### [WORK REQUEST]
Scan the entries below for the word "Description". Copy out every line in which it occurs.

Segment Start: RECORDS TO USE

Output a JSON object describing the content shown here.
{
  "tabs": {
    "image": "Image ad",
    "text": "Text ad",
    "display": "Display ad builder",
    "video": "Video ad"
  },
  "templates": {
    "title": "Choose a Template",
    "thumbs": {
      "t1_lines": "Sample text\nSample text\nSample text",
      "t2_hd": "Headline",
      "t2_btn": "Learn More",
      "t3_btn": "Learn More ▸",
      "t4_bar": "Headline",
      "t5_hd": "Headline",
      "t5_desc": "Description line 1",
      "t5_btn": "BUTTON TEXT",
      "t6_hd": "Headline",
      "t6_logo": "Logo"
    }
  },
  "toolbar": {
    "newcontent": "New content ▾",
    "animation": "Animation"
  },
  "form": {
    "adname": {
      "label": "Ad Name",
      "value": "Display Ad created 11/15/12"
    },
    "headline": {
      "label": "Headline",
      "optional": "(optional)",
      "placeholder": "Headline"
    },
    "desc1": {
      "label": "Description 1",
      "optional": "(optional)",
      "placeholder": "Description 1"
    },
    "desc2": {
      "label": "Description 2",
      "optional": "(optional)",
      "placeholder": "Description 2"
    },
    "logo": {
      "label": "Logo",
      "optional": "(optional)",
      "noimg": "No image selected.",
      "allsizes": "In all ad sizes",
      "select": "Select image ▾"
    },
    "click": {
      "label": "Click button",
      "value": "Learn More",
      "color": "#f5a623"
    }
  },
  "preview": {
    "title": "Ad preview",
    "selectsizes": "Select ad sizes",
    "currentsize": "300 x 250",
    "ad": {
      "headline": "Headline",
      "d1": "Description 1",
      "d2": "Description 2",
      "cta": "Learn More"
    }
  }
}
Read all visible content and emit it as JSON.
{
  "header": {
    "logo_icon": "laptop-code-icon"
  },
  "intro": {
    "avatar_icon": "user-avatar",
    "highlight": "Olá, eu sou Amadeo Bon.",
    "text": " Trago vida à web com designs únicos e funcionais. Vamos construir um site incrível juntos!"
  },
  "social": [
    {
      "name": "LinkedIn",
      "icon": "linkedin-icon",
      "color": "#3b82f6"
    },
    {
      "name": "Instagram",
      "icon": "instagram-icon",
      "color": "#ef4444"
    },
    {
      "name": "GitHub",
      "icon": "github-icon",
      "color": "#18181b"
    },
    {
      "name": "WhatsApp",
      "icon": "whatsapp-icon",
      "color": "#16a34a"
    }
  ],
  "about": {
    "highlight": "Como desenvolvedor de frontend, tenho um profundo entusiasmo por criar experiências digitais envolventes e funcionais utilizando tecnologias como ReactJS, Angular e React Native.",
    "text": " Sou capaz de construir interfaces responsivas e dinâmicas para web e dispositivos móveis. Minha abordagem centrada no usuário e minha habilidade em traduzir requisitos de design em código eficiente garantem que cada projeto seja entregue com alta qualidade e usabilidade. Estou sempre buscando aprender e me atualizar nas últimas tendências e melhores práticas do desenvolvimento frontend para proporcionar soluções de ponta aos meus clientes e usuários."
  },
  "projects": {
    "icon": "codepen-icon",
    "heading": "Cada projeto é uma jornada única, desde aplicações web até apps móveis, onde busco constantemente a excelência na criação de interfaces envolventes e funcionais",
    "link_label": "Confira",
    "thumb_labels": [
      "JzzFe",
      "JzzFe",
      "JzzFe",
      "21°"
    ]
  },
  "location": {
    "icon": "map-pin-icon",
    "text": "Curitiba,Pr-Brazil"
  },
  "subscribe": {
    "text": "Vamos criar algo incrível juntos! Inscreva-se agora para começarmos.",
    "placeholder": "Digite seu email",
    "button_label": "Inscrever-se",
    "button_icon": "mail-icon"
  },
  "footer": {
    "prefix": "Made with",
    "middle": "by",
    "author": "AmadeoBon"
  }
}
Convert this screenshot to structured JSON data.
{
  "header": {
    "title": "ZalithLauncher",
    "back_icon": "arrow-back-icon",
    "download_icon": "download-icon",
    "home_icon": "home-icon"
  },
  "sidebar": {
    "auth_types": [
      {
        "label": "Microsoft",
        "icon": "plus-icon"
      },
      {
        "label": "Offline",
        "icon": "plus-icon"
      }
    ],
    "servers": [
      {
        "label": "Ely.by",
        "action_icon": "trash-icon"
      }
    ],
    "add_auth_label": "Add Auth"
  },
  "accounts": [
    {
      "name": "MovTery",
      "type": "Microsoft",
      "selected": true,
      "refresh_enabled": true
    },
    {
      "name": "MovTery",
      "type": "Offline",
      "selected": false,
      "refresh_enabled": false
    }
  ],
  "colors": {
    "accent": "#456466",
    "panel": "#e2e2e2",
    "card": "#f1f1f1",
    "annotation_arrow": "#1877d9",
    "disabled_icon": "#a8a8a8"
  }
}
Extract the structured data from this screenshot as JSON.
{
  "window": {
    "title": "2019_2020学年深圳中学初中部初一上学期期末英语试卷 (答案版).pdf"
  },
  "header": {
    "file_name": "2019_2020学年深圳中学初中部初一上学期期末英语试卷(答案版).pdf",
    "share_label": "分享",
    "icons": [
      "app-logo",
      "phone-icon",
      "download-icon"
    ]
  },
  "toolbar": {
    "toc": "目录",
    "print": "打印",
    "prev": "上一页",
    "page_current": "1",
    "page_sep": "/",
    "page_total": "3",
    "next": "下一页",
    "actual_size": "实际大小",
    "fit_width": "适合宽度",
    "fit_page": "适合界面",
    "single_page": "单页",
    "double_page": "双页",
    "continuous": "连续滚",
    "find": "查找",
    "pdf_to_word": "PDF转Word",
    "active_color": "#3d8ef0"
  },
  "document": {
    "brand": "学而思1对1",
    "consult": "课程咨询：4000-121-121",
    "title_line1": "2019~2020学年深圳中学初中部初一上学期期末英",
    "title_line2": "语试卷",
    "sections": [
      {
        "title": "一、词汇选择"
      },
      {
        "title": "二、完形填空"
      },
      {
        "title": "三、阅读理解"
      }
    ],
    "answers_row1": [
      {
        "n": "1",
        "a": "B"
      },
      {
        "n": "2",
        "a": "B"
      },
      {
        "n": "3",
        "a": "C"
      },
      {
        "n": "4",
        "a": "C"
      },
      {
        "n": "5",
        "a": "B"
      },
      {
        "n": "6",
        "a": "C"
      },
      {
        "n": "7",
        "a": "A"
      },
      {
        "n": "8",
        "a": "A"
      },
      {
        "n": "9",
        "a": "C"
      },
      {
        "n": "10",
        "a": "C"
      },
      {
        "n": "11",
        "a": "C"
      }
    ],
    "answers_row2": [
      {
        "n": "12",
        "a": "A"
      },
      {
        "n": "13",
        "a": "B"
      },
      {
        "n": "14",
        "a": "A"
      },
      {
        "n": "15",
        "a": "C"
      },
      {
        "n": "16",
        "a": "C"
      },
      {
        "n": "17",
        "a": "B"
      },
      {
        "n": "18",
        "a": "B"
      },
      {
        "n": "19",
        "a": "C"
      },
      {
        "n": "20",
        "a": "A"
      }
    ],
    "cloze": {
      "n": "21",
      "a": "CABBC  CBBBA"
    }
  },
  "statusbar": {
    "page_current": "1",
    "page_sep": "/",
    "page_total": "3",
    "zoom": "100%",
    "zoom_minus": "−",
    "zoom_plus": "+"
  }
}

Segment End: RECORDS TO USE

### [ANSWER AREA]
      "t5_desc": "Description line 1",
      "label": "Description 1",
      "placeholder": "Description 1"
      "label": "Description 2",
      "placeholder": "Description 2"
      "d1": "Description 1",
      "d2": "Description 2",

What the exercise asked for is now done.